Exercise materials:
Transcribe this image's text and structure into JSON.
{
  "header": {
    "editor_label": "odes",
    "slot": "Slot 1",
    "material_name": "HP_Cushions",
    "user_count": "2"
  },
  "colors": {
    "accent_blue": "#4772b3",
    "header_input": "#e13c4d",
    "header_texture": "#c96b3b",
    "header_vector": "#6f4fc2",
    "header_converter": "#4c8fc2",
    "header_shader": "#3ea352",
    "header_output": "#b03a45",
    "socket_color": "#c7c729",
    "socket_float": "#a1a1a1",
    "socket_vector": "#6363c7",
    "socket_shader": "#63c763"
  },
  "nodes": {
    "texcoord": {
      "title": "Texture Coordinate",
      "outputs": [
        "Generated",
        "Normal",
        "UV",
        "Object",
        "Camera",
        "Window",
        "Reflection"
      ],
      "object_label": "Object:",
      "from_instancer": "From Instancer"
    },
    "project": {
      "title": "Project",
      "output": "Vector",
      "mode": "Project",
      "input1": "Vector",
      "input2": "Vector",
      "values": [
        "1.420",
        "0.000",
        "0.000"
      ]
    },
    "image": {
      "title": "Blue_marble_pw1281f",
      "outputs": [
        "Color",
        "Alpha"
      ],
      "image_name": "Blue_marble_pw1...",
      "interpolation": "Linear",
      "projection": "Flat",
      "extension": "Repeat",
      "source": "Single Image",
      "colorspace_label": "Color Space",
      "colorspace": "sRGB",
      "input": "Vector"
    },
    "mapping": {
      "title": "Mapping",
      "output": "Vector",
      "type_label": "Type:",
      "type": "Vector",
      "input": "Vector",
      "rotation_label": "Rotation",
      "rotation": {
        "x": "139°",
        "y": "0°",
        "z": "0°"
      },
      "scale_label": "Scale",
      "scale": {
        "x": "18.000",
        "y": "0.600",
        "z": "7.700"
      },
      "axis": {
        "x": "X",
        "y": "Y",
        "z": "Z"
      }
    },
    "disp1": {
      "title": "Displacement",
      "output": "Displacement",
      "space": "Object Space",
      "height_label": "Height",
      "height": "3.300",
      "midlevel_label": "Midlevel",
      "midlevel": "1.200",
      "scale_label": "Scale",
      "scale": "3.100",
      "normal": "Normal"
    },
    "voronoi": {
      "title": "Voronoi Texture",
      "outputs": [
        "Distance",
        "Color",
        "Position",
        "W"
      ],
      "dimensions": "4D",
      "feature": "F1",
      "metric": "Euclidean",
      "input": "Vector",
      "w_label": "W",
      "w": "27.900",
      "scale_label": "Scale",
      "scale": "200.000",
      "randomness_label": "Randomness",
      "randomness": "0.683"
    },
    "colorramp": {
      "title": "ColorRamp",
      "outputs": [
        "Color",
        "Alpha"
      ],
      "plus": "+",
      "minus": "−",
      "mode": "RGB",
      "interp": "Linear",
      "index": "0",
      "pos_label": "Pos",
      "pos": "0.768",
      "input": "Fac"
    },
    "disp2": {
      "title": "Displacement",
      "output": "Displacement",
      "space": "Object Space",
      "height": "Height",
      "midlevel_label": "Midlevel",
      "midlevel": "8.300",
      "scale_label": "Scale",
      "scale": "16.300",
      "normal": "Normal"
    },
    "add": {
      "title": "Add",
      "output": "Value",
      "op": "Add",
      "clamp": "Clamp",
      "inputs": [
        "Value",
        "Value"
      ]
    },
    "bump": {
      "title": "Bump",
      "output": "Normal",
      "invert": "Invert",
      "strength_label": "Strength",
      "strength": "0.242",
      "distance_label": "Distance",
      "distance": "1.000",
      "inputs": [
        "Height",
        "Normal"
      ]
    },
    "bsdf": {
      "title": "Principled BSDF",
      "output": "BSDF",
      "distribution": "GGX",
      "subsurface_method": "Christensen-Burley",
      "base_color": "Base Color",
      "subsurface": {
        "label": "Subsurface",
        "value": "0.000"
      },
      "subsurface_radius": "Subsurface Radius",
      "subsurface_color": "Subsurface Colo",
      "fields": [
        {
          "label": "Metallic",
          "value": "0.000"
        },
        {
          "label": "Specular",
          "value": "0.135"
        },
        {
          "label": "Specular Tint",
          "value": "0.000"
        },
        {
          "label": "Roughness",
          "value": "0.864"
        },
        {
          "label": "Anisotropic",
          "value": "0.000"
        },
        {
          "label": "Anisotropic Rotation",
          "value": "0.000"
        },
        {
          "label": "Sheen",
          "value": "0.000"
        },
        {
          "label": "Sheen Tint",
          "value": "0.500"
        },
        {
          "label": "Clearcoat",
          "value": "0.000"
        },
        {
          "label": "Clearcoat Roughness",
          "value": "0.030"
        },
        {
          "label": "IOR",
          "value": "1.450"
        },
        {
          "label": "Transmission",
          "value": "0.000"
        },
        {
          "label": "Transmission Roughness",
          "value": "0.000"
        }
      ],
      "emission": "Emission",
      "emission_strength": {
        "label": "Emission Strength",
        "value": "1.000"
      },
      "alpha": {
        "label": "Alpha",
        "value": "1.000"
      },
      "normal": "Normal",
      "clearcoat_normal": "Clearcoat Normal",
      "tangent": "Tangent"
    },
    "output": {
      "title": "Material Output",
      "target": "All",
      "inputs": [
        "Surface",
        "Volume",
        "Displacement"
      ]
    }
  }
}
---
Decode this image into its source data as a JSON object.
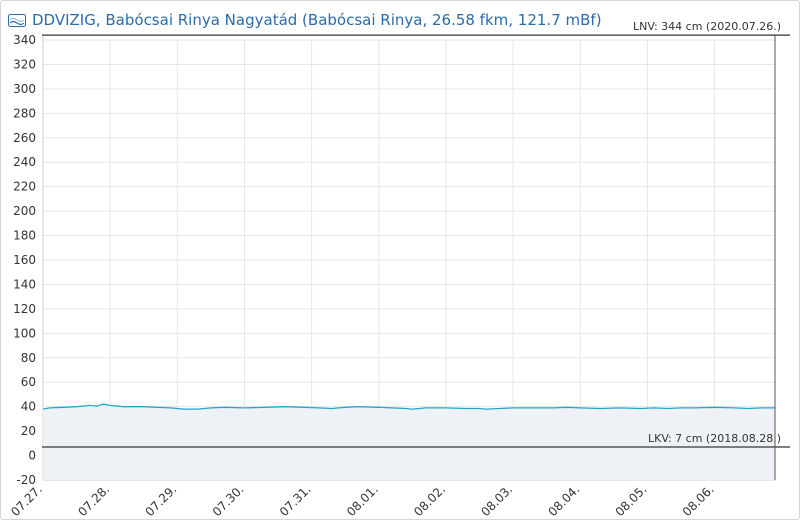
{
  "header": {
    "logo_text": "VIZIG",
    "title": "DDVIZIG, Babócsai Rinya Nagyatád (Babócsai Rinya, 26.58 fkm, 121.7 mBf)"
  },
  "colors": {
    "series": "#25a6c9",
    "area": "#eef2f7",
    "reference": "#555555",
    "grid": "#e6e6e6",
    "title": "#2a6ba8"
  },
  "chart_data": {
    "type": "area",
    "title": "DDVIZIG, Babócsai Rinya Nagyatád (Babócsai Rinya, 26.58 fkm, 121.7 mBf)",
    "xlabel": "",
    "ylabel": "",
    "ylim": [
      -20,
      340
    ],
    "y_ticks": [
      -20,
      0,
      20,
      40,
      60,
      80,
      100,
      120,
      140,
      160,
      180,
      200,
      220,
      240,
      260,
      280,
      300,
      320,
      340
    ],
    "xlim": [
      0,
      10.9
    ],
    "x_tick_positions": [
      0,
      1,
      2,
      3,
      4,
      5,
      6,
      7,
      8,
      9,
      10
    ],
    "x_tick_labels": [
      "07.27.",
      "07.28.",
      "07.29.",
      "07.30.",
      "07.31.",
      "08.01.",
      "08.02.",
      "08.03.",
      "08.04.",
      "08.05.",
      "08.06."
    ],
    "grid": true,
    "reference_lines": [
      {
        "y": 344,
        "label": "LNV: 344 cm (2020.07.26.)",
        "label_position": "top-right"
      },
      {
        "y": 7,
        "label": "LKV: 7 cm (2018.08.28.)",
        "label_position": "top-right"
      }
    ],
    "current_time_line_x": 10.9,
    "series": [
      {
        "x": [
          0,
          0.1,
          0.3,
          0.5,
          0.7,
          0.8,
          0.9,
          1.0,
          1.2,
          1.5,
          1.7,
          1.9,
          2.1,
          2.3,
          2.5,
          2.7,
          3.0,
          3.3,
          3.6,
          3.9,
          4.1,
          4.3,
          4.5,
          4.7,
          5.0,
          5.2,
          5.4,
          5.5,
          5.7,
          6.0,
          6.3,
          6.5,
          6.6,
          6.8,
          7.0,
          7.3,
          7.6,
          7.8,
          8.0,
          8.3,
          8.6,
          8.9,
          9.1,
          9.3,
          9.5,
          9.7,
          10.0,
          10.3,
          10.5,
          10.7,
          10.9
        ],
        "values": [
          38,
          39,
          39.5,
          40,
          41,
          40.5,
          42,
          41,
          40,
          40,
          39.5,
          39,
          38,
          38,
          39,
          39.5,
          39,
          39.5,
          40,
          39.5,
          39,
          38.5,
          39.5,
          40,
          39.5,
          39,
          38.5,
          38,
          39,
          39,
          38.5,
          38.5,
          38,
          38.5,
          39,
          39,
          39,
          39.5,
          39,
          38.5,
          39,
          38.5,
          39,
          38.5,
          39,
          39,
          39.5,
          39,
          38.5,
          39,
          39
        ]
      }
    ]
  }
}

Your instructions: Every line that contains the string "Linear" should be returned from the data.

Answer to the problem:
      "interpolation": "Linear",
      "interp": "Linear",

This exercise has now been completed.